==== DATA FOR REVIEW

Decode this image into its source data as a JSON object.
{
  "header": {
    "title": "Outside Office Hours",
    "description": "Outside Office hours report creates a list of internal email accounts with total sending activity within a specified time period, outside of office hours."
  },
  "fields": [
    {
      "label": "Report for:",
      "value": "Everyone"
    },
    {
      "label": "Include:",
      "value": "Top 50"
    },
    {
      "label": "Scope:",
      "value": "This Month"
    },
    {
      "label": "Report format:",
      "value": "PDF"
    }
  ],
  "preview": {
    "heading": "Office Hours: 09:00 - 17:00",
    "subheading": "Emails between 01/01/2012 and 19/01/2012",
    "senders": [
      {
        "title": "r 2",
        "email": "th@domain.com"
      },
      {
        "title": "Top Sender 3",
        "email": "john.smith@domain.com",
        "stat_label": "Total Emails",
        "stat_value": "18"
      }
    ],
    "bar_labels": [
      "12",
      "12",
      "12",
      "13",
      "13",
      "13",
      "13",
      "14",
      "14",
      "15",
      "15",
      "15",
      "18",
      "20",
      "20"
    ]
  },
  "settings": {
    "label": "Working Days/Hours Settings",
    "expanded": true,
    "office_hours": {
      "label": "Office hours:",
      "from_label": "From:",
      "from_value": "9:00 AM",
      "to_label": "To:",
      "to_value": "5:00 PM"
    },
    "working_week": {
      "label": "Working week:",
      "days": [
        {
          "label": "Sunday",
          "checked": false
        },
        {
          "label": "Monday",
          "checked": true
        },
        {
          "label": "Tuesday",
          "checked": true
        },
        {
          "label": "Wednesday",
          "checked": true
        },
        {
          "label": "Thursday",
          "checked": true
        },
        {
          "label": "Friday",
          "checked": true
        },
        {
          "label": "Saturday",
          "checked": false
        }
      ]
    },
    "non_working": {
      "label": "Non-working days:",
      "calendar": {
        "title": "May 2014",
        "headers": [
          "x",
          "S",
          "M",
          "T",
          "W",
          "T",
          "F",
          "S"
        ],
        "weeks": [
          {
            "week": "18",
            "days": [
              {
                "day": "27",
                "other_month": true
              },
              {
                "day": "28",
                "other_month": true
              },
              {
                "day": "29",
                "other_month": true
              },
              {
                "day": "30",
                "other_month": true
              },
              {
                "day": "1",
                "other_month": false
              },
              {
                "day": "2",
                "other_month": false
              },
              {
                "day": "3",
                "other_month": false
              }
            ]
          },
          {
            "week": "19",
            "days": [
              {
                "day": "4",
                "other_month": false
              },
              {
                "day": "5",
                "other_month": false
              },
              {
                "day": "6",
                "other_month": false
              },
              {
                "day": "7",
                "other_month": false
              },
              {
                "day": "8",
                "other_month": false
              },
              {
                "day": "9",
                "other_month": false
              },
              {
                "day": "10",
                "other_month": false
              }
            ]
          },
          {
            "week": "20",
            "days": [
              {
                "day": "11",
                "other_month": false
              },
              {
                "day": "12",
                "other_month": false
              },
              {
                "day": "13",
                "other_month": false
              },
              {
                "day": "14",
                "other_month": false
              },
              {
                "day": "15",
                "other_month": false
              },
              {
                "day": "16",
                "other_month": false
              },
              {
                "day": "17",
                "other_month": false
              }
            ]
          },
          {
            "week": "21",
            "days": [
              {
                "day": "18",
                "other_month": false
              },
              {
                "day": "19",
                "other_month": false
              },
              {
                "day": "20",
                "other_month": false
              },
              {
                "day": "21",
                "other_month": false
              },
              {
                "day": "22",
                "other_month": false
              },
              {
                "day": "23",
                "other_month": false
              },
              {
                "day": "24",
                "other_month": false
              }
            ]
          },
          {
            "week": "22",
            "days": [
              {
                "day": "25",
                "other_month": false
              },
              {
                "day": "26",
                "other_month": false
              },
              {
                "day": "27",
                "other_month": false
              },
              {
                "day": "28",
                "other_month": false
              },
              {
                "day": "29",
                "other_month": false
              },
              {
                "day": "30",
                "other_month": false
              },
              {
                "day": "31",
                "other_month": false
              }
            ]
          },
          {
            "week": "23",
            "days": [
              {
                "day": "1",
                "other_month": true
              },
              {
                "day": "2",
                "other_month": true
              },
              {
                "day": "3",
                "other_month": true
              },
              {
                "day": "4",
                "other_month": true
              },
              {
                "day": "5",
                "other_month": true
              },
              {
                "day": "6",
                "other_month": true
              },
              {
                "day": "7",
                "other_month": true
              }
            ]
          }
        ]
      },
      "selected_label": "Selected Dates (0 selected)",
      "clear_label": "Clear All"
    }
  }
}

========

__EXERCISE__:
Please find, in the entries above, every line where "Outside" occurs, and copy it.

__WRITTEN ANSWER__:
    "title": "Outside Office Hours",
    "description": "Outside Office hours report creates a list of internal email accounts with total sending activity within a specified time period, outside of office hours."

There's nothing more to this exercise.